[Next] [Up] [Previous]

Consider a proof that reads:

By theorem 2.1 and lemma 3.5 we get equation 8 and hence the result.If the above looks abstruse in print, it sounds meaningless in audio. This is a serious drawback when listening to mathematical books on cassette, where it is practically impossible to locate the cross-reference. AsTeR is more effective, since these cross-reference links can be traversed, but traversing each link while listening to a complex proof can be distracting.

Typically, we only glance back at cross-references to get sufficient
information to recognize theorem 2.1. AsTeR provides a
convenient mechanism for building in such information into the
renderings. When rendering a cross-referenceable object such as an
equation, AsTeR verbalizes an automatically generated label
(*e.g.,* the equation number) and then generates an audible prompt.
By pressing a key at this prompt, a more meaningful label can be
specified, which will be used in preference to the system-generated
label when rendering cross-references.
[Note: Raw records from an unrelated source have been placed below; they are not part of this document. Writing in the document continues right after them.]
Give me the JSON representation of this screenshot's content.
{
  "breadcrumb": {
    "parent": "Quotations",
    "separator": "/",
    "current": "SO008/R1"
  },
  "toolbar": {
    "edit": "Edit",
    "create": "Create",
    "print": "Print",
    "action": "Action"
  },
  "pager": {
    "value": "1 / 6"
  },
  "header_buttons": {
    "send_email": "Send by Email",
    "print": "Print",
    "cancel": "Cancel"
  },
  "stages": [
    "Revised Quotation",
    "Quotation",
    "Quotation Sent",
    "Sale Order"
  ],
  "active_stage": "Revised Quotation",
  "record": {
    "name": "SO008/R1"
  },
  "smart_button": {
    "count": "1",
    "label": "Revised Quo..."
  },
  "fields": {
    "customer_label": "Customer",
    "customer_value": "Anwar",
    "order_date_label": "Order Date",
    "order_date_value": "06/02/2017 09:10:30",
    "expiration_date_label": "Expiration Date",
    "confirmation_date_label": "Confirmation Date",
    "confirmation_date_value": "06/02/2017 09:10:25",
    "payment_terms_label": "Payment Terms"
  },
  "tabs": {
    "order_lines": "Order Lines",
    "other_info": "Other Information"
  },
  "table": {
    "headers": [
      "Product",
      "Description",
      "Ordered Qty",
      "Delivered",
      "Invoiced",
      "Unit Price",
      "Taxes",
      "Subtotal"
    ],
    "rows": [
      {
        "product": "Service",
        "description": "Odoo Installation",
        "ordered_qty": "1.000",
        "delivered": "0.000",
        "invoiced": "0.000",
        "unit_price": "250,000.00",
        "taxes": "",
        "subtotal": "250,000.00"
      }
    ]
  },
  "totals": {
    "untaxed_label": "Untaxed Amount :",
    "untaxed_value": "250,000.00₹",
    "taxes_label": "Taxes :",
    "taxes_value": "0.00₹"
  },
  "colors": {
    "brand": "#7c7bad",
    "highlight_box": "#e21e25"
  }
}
To continue the current example, when listening to theorem 2.1, suppose the user specifies the label ``Fermat's theorem''. Then the proof shown earlier would be spoken as:

By Fermat's theorem and lemma 3.5 we get equation 8 and hence the result.Of course, the user could have specified labels for the other cross-referenced objects as well, in which case the rendering produced almost obviates the need to look back at the cross-references.

Thu Mar 9 20:10:41 EST 1995